We never really had a concept when we started because we liked all kinds of music and wanted to try to incorporate all the styles we could. That confused a lot of people. Initially when I joined, the group was doing mostly Tchang and Chandler originals because the group didn’t have enough musical knowledge to try to cover a song, they always sounded terrible so they just wrote their own originals.
Chandler really had the pedigree coming from the Outta Place. His unique vocal spin on your R&B-based tunes really set the band apart from other bands who mined similar influences.
Yeah. We kinda stole him from The Outta Place, who I did like very much. We were fans of black R & B mostly. My favorite band in the mid 80s was Barrence Whitfield and the Savages. We started moving in that direction when Tchang started playing sax, so out went the fiddle and lap steel.
I have to ask you who came up with the “Hello, I am a Raunch Hand” card. The hand gestures on the back are what totally make it. I think I still have my band T-shirt with those graphics on it.
I cant remember who came up with it but it was a great idea..Cool you still have the shirt, I do too but it doesn’t fit-not that I gained weight…it shrank!
Finally, in closing, I have to ask you about Billy Miller. While most people know him and Miriam for the Norton label, I don’t think many know how essential he was to the NY music community. Especially around the time KICKS was their only main product. Personally, I feel his enthusiastic writing was what drew me more and more into discovering new sounds. And, if that wasn’t enough, he was a super-nice, wickedly clever guy. Everyone seems to have a unique story when it comes to Billy. What is your story?
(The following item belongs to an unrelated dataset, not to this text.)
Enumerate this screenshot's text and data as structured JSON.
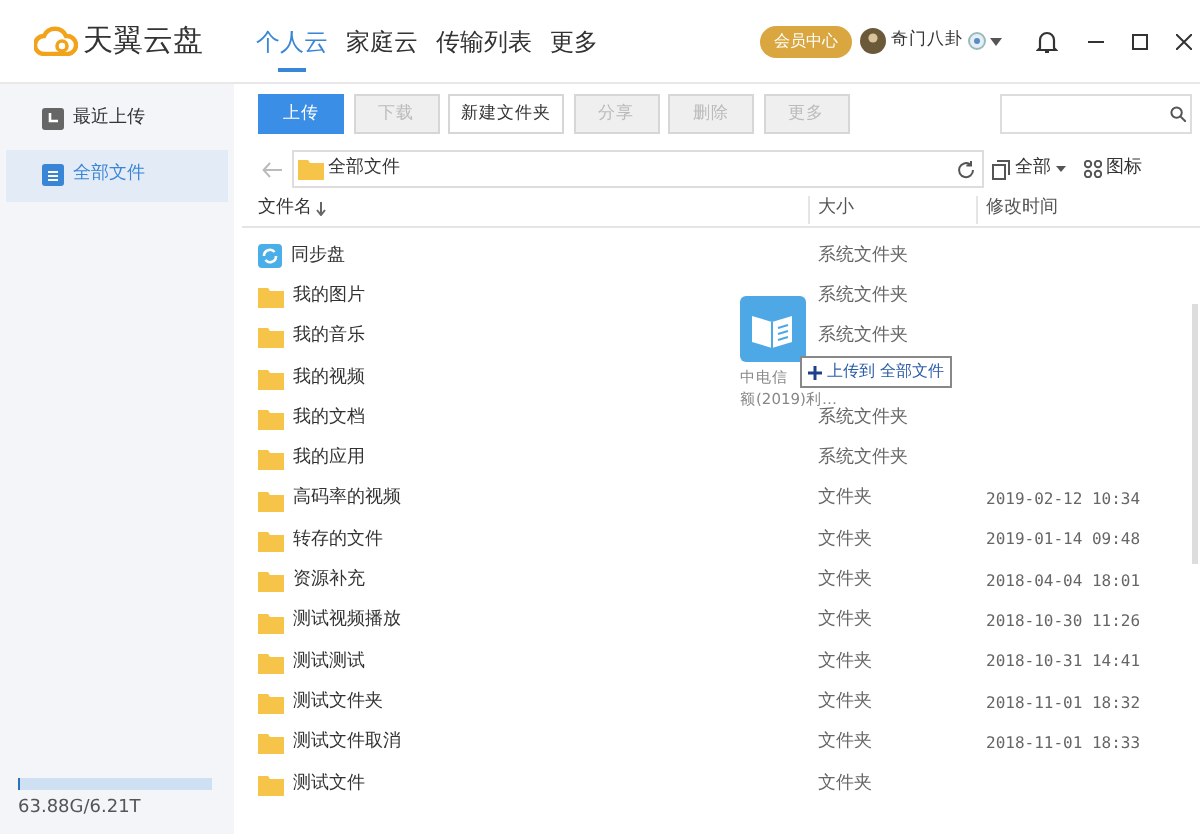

Not one particular story but Billy was an amazing guy. Funny, easy going, great taste. I was lucky to have been asked to start The A Bones with him and Miriam and Mike Lewis and I was nervous as this was his follow up to The Zantees that had 2 amazing rockabilly guitarists The Statile Brothers so I had some big shoes to fill. I learned so much from Billy, always had the time to teach and share something about great old records. His death was tragic, a long painful one. So not deserved. His contribution to music was massive as was/is Tim Warren’s. Both of them have had a huge impact on my life.
To this day it’s still pretty amazing that people all over the world who appreciate garage music, in all its permutations, still fondly remember and appreciate The Raunch Hands. Despite all the good and bad things that happened that must be satisfying in some respects.
Yeah, very happy to see the music is still holding up, reaching new people and sounds a lot more spontaneous than a lot of recordings today.
Thanks again Mike. And please, if the RH ever do another gig in this lifetime…you have to cover Hong Kong Missisippi it’s the ultimate RH song that never was.
We might have tried that at a rehearsal but sounded so crappy we gave up on it! A future RHs gig unfortunately will never happen, I have 2 fingers paralyzed on my left hand and Chandler is having a very slow recovery from his bout with cancer. However, I still continue to produce bands and even have a new project in the works.